News

The Path to Public Service at SEAS

News

Should Supreme Court Justices Have Term Limits? That ‘Would Be Fine,’ Breyer Says at Harvard IOP Forum

News

Harvard Right to Life Hosts Anti-Abortion Event With Students For Life President

News

Harvard Researchers Debunk Popular Sleep Myths in New Study

News

Journalists Discuss Trump’s Effect on the GOP at Harvard IOP Forum

Med School Ex-Paratrooper Wins First American Collegiate Meet

By Alan H. Grossman

WOODBURY, Conn., May 4--The country's first intercollegiate parachute jumping competition, held today stop the windswept crest of The Good Hill Farm, was won by Harvard's British-born R.C.A. Weatherly-White.

Flying 2,200 feet above the 50-yard target area, at a clip of 80 m.p.h., Weatherly-White dropped to the ground a mere 9 ft., 3 1/2 in. from the target center, amid the cheers of almost 1,000 spectators, who were held back by U.S. Marine Corps guards, in dress uniform, and officers of the Connecticut State Police.

Briefing in Farmhouse

Competitors and members of the press attended an eleventh hour briefing session in a small farmhouse, a quarter of a mile from the hill farm's landing field. The briefing, and the entire afternoon was dominated by Marine Captain Jacques Andre Istel, iron-willed director of the meet, and captain of the United States parachuting team which competed at the World Championship held in Moscow last year.

The first thrill of the afternoon came when Dartmouth freshman Charlie Hotchkiss, who was making only the ninth jump of his career, landed 39 ft., 9 in. from the target center. Hotchkiss used a Derry Steerable chute, which allows more control over horizontal movement than the chute used by Weatherly-White.

Weatherly-White, who showed up at the meet wearing a black derby, checkered suit, and crimson vest, and changed into a white siren suit for the jump, received his training as a paratrooper with the 82nd Airborne Division. He is a third-year Medical School student and, with David B. Burnham '57, is co-captain of the Cambridge Parachuting Club.

Burnham and White began the club several months ago, as the first fully organized college-membered parachuting organization in the country.

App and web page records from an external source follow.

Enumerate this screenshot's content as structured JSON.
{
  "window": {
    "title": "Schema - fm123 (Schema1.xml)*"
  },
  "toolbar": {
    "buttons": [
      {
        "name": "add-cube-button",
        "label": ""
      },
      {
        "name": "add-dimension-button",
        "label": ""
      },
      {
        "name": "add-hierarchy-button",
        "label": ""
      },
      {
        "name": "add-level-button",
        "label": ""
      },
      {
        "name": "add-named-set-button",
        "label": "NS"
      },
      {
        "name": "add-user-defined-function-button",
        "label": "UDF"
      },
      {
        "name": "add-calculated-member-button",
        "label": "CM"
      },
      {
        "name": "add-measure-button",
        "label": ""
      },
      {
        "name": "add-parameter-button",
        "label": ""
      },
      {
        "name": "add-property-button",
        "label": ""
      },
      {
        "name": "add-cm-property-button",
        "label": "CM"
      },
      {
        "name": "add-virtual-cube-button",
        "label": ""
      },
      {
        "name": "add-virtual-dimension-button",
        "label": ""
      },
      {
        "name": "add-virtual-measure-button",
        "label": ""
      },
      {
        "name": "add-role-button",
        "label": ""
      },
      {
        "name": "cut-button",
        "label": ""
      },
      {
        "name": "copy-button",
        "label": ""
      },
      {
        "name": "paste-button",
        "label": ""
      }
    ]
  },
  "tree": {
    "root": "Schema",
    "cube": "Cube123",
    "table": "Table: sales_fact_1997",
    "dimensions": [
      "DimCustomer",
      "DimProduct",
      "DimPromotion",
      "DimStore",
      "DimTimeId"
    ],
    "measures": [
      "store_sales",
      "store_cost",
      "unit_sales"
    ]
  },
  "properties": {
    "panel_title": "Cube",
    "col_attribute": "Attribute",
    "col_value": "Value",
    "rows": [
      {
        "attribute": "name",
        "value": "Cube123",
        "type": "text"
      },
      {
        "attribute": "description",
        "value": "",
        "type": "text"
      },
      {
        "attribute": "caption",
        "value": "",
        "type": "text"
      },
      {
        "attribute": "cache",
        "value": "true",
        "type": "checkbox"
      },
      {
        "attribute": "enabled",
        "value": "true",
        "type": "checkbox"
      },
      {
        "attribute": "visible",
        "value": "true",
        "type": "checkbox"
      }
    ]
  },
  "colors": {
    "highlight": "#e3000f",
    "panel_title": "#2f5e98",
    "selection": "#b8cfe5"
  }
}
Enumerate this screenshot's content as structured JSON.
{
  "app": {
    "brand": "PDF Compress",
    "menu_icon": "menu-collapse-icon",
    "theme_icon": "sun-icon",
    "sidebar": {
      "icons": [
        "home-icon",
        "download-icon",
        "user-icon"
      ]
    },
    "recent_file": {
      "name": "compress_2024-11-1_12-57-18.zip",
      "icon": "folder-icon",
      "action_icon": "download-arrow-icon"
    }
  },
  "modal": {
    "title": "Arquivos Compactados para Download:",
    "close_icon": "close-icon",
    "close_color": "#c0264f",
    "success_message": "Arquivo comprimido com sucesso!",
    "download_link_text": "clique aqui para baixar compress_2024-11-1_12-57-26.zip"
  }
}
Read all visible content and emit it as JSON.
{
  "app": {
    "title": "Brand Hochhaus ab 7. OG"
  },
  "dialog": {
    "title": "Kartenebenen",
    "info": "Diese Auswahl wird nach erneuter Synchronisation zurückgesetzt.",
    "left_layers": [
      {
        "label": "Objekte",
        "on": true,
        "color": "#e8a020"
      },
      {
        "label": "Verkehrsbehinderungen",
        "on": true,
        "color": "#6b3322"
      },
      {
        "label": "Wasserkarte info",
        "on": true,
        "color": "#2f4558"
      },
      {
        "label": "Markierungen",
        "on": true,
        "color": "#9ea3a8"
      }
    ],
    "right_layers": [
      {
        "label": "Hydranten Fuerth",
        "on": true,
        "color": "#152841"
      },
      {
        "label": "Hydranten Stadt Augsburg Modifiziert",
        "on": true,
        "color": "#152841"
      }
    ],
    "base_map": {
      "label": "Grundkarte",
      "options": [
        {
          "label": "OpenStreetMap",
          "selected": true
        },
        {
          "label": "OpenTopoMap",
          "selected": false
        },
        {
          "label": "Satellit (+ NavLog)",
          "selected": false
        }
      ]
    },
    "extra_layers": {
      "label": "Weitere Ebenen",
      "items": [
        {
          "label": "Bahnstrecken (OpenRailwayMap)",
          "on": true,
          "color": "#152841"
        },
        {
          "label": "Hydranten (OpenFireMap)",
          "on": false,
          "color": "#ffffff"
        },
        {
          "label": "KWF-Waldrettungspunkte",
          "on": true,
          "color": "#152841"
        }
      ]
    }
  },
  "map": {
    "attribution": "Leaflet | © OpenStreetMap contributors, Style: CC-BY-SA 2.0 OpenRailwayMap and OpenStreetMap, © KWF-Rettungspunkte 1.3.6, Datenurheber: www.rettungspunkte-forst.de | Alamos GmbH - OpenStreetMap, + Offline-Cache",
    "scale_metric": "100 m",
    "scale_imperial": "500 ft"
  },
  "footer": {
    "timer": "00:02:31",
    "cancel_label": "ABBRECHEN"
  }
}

There are indications that similar clubs are being formed at Princeton and Williams.

All the jumpers at the meet have practiced only on an informal basis this spring, except for the Cambridge Parachuting Club representatives.

Want to keep up with breaking news? Subscribe to our email newsletter.

Tags